Non-strategic help-seekers come in two camps. The first are those students we all know who remain passive and silent while their grades plummet, their money runs out, and their world crashes down around them. They are highly threatened by help-seeking, fearing shame, embarrassment, or impugning the reputation of their social group (i.e., stereotype threat). These students also tend to have a fixed mindset, having come to believe that any amount of help won’t fix their situation.
The other non-strategic help-seekers are a little trickier to understand. They, too, are threatened by seeking help and hold a fixed mindset, but they tend to highly value performance goals. In other words, they want good grades for the sake of appearance or external rewards, not from any intrinsic desire to learn. They engage, therefore, in executive help-seeking, meaning they only ever ask for the fish. This is an adaptive strategy for these students, helping them to navigate the demands of school while obscuring their deep-seated fear of genuinely expressing a need for help.
Encouraging Students to Seek Help
The first major step to getting non-strategic students to ask for help is convincing them that they are capable of improvement. Here is where you can leverage growth mindset interventions to demonstrate to students that they can learn with the necessary help. Constructing new social norms around who seeks help and its positive outcomes can also be a powerful tool for influencing these students’ views on help-seeking.

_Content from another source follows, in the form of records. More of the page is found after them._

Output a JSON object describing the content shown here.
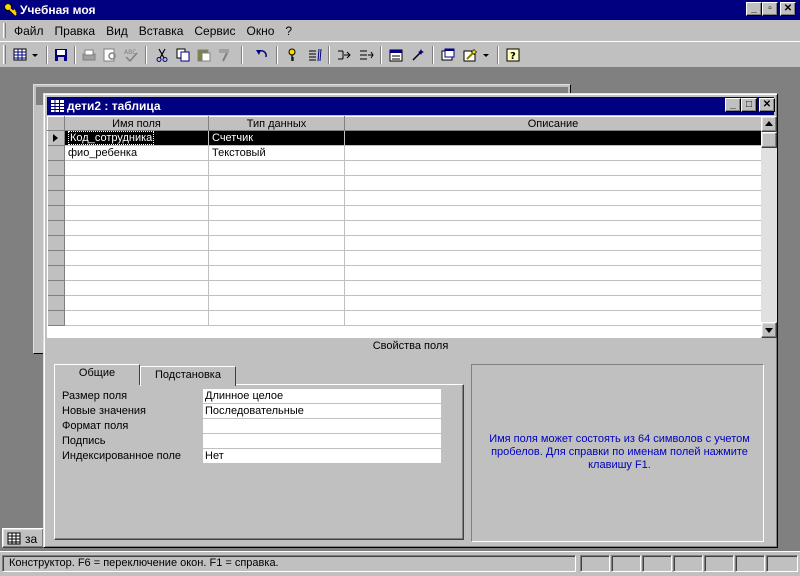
{
  "app": {
    "title": "Учебная моя"
  },
  "menu": [
    "Файл",
    "Правка",
    "Вид",
    "Вставка",
    "Сервис",
    "Окно",
    "?"
  ],
  "mdi": {
    "minimized_label": "за"
  },
  "table_window": {
    "title": "дети2 : таблица",
    "columns": [
      "Имя поля",
      "Тип данных",
      "Описание"
    ],
    "rows": [
      {
        "field": "Код_сотрудника",
        "type": "Счетчик",
        "desc": ""
      },
      {
        "field": "фио_ребенка",
        "type": "Текстовый",
        "desc": ""
      }
    ],
    "props_label": "Свойства поля",
    "tabs": [
      "Общие",
      "Подстановка"
    ],
    "properties": [
      {
        "label": "Размер поля",
        "value": "Длинное целое"
      },
      {
        "label": "Новые значения",
        "value": "Последовательные"
      },
      {
        "label": "Формат поля",
        "value": ""
      },
      {
        "label": "Подпись",
        "value": ""
      },
      {
        "label": "Индексированное поле",
        "value": "Нет"
      }
    ],
    "help_text": "Имя поля может состоять из 64 символов с учетом пробелов.  Для справки по именам полей нажмите клавишу F1."
  },
  "status": {
    "text": "Конструктор.  F6 = переключение окон.  F1 = справка."
  },
  "colors": {
    "titlebar": "#000080",
    "face": "#c0c0c0",
    "help_text": "#0000c0",
    "mdi_bg": "#808080"
  },
  "icons": {
    "toolbar": [
      "view-icon",
      "save-icon",
      "print-icon",
      "print-preview-icon",
      "spelling-icon",
      "cut-icon",
      "copy-icon",
      "paste-icon",
      "format-painter-icon",
      "undo-icon",
      "primary-key-icon",
      "indexes-icon",
      "insert-rows-icon",
      "delete-rows-icon",
      "properties-icon",
      "build-icon",
      "database-window-icon",
      "new-object-icon",
      "help-icon"
    ]
  }
}
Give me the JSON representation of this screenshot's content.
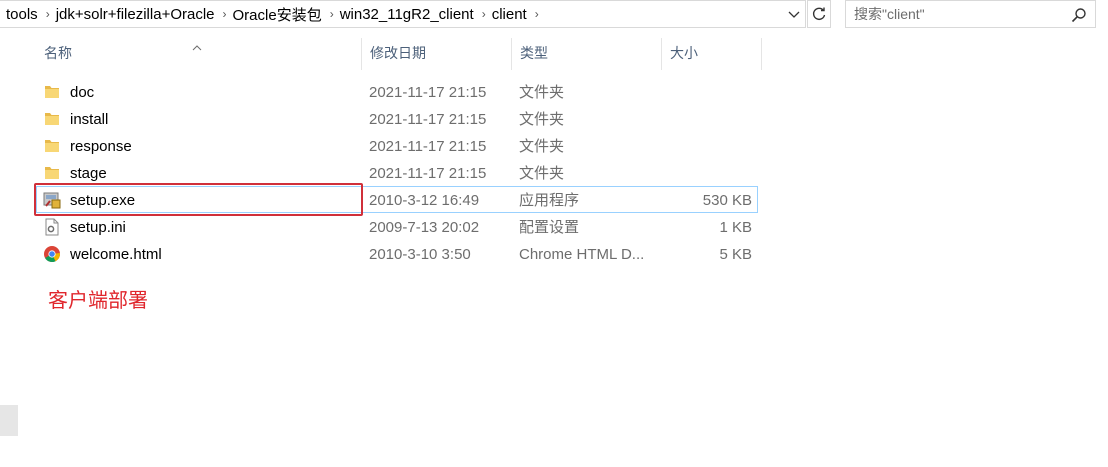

Another important part of this process is reducing the threat that students feel when asking for help. Again, social norms can alleviate students’ fears that they’re the only person who needs help or that asking for help tarnishes how others view them. Values affirmation interventions have been shown to protect students’ self-identity when under threat, allowing them to engage in help-seeking. Also, difference education interventions, in which students’ backgrounds are reframed as strengths and benefits to their college experience, can reshape students’ entire perspective on accessing college resources.
We all want to see students ask for help when they’re struggling, and get connected with the people who can help them most. But we have to remember that help-seeking is a complex psychological process and certainly not one-size-fits-all. Making sure students have access to multiple reliable help sources, both formal and informal, will increase the likelihood of them asking for help. And the more we expose students to ways in which their peers ask for and receive beneficial help, the more we will change students’ negative impressions of help-seeking.